Awakening

The publication of Martin Luther’s 95 theses marks the beginning of what we refer to as the “Reformation” Through his theses; Luther criticized the system of indulgence. God could not be appeased with good works. For Luther Jesus Christ had already earned God’s mercy for all Christians. Luther’s theses shook the Holy Roman Empire and Martin Luther was made accountable before the Emperor at the Reichstag (Diet). He refused to recant his theses. In the 500-year history of Protestantism, “Luther’s Postings of His Theses” and his alleged quote “Here I stand, I can do no other” became a symbol of triumph.

Monk against Emperor

In his Ninety-Five Theses of 1517, the Augustinian monk Martin Luther criticized the Church’s practice of indulgences. During his conflict with the Church, Luther radicalized his views. In 1520, he publicized his break with the Church. He burned the bull threatening him with excommunication and writings of canon law. Luther was subsequently excommunicated in 1521. Elector Frederick the Wise was Luther’s sovereign. He obtained the guarantee that Luther was not extradited to Rome. Luther was therefore interrogated on German soil at the 1521 Diet of Worms. In front of the emperor and imperial estates, the monk defended his theses and refused to revoke.
The famous words, “Here I stand, I can do no other,” were disseminated in pamphlets after the interrogation. However, there is no evidence that Luther really proclaimed these words.

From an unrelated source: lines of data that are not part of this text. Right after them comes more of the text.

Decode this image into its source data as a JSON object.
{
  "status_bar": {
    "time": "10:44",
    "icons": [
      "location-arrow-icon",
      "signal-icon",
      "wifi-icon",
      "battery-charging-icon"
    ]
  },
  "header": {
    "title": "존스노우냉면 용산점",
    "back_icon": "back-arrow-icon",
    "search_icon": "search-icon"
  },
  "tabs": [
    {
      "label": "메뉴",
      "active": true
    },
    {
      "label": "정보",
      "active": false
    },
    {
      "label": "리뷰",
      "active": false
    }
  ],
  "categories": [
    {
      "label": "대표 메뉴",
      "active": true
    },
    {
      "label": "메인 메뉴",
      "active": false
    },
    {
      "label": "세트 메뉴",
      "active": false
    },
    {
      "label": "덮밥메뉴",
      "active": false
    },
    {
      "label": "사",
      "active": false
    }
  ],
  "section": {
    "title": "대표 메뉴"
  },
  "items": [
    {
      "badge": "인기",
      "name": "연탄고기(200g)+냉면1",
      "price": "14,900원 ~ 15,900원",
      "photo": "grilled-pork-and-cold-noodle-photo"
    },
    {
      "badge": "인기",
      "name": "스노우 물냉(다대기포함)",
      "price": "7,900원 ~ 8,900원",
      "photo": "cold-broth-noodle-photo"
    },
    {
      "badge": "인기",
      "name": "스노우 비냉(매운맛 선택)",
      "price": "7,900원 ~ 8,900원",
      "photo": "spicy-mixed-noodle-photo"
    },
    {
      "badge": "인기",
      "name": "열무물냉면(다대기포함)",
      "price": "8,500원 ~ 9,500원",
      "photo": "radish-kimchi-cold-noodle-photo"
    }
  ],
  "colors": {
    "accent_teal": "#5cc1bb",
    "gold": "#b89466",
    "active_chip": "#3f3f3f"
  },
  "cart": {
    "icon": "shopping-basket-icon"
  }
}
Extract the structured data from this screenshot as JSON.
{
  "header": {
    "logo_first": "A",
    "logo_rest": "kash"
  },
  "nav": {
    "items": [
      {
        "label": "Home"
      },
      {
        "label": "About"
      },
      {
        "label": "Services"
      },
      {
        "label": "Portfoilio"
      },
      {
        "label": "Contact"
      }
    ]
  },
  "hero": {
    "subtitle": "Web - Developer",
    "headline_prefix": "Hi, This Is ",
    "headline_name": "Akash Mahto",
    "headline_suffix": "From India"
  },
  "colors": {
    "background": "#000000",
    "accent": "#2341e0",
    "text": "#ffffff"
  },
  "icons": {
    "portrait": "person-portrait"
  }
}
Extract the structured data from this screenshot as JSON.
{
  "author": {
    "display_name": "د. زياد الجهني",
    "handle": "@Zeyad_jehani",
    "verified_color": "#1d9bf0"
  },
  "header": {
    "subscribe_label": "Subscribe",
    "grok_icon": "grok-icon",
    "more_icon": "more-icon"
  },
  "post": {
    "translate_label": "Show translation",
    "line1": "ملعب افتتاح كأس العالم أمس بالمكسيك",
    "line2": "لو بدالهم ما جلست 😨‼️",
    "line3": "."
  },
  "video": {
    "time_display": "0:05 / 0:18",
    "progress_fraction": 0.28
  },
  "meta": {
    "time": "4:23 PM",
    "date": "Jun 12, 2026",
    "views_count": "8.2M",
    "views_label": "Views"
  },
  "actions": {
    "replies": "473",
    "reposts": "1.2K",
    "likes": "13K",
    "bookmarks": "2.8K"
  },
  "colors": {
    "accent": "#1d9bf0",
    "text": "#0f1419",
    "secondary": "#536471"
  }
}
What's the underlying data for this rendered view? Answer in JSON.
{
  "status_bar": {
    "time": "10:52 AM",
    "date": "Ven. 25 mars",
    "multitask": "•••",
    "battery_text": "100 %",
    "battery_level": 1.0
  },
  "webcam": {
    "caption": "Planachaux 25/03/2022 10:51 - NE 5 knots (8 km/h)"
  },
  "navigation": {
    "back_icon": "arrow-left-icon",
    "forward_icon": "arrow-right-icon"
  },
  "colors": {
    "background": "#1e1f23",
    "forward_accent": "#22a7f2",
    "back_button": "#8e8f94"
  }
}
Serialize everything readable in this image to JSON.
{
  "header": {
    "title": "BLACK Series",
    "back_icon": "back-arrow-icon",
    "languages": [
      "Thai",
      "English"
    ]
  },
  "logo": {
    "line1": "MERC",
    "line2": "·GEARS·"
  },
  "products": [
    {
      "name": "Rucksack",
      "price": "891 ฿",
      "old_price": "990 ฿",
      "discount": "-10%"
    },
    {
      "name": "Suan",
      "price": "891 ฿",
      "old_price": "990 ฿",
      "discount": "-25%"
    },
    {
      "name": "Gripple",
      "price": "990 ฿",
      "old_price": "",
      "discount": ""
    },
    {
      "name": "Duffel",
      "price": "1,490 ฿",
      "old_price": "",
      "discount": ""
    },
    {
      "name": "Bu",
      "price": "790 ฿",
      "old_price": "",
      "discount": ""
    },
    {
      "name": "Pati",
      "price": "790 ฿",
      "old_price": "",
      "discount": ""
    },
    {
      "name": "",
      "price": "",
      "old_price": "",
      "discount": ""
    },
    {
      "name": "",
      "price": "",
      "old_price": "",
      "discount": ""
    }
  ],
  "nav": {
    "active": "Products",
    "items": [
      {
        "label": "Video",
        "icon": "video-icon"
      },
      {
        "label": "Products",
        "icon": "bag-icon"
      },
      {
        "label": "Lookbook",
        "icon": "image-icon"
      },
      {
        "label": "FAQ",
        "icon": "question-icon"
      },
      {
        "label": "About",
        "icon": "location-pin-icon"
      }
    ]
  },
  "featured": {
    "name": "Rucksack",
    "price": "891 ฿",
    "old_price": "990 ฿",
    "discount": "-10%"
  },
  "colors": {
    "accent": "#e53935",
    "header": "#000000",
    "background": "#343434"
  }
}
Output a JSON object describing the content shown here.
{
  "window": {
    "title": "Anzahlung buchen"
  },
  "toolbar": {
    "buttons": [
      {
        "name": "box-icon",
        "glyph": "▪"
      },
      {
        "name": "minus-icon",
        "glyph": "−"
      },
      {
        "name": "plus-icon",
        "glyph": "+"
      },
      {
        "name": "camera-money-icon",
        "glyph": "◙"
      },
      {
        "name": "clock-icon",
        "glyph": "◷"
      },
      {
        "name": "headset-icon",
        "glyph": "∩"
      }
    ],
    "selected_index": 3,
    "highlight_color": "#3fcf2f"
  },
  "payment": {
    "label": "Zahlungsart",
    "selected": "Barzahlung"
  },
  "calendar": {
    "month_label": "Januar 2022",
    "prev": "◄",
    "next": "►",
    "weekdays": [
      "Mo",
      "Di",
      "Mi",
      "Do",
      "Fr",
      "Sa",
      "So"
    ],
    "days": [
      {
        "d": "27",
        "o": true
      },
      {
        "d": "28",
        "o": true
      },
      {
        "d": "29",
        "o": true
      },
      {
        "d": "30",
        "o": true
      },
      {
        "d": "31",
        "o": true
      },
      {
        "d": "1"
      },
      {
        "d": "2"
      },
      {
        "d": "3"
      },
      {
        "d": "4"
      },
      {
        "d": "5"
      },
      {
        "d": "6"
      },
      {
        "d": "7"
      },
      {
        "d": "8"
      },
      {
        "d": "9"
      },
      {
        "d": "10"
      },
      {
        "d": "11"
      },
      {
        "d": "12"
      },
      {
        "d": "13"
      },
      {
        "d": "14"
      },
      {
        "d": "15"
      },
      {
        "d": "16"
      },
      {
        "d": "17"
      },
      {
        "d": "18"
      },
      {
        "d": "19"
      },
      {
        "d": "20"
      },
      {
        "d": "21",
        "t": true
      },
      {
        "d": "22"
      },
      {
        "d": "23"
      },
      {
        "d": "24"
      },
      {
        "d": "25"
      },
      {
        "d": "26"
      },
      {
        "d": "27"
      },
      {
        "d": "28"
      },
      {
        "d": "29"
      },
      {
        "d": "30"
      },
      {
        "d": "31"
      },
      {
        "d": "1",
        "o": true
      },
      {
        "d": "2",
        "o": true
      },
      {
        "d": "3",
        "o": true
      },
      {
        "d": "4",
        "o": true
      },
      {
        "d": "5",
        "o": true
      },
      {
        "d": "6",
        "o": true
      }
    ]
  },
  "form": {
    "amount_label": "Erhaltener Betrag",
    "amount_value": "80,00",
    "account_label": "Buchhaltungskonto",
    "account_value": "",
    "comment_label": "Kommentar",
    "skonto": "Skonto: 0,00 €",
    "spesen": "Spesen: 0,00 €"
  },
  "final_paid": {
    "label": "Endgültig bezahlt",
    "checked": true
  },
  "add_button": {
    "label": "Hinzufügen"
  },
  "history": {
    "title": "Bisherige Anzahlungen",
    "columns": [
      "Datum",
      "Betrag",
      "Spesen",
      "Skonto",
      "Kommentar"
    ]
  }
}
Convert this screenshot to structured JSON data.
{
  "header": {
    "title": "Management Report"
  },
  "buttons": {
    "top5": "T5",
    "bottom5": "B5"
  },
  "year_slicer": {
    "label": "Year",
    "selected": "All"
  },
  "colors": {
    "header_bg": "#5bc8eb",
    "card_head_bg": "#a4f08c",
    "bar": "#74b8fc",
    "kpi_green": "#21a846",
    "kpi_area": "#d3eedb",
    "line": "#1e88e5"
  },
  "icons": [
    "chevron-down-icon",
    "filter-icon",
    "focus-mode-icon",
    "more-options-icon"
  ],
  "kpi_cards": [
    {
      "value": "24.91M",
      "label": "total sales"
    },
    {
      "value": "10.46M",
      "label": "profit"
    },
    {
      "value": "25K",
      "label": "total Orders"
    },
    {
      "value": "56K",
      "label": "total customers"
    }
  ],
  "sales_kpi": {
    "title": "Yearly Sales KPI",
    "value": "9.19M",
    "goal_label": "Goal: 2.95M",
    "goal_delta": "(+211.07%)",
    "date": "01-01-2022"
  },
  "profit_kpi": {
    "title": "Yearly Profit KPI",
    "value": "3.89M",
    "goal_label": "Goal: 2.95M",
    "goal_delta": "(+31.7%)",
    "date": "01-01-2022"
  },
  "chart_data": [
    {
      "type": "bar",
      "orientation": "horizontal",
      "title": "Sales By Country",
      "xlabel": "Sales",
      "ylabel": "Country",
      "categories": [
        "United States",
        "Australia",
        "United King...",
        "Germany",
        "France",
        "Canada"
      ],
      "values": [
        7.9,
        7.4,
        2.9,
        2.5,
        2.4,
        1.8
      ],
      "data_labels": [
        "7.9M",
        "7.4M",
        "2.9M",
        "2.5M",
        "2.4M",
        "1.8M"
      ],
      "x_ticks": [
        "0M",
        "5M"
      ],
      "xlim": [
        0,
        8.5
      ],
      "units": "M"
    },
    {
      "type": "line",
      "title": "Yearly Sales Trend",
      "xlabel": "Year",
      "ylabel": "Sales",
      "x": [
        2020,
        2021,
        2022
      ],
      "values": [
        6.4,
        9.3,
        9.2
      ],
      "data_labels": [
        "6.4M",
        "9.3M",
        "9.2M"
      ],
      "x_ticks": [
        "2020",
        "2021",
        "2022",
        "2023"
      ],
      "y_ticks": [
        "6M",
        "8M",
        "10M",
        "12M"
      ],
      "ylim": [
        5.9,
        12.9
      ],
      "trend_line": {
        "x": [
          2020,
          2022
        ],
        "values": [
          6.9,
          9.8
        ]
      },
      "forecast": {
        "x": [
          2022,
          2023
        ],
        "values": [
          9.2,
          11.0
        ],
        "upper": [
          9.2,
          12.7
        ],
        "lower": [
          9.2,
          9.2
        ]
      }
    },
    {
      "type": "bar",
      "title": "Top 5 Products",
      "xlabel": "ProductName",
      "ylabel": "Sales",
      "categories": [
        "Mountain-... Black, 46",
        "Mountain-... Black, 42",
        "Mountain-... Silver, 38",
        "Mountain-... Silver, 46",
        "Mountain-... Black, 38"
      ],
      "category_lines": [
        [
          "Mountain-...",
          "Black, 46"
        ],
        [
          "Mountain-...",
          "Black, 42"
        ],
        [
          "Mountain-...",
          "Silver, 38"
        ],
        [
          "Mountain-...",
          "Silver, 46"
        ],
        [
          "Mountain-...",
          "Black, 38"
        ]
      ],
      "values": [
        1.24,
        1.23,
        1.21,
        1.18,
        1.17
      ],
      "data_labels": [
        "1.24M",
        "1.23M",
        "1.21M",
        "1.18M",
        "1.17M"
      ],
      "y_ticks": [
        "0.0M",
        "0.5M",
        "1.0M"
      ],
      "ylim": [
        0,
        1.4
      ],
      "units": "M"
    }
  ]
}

THE DIET OF WORMS

Credits

Research

Robert Kluth

Graphic

Barbara MayerJaroslaw KaschtalinskiVerena MuckelRonny TrägerJakub Chrobok

References

Der Redetext Luthers folgt Georg Spalatin: Kurzer Bericht über die Verhandlung mit Luther in Worms mit Einschiebung einer Übersetzung der Rede und Gegenrede Luthers vom 18. April, in: Deutsche Reichstagsakten: jüngere Reihe, Bd. 2, hrsg. von Adolf Wrede, Gotha 1883, S. 581-582. Die Gegenrede von Kaiser Karl V. ist bei Der Reichstag zu Worms von 1521: Reichspolitik und Luthersache, hrsg. von Fritz Reuter, Worms 1971, S. 225-235 aus dem Französischen übersetzt.Marsch, Angelika: Bilder zur Augsburger Konfession und ihren Jubiläen, Weißenhorn, 1980.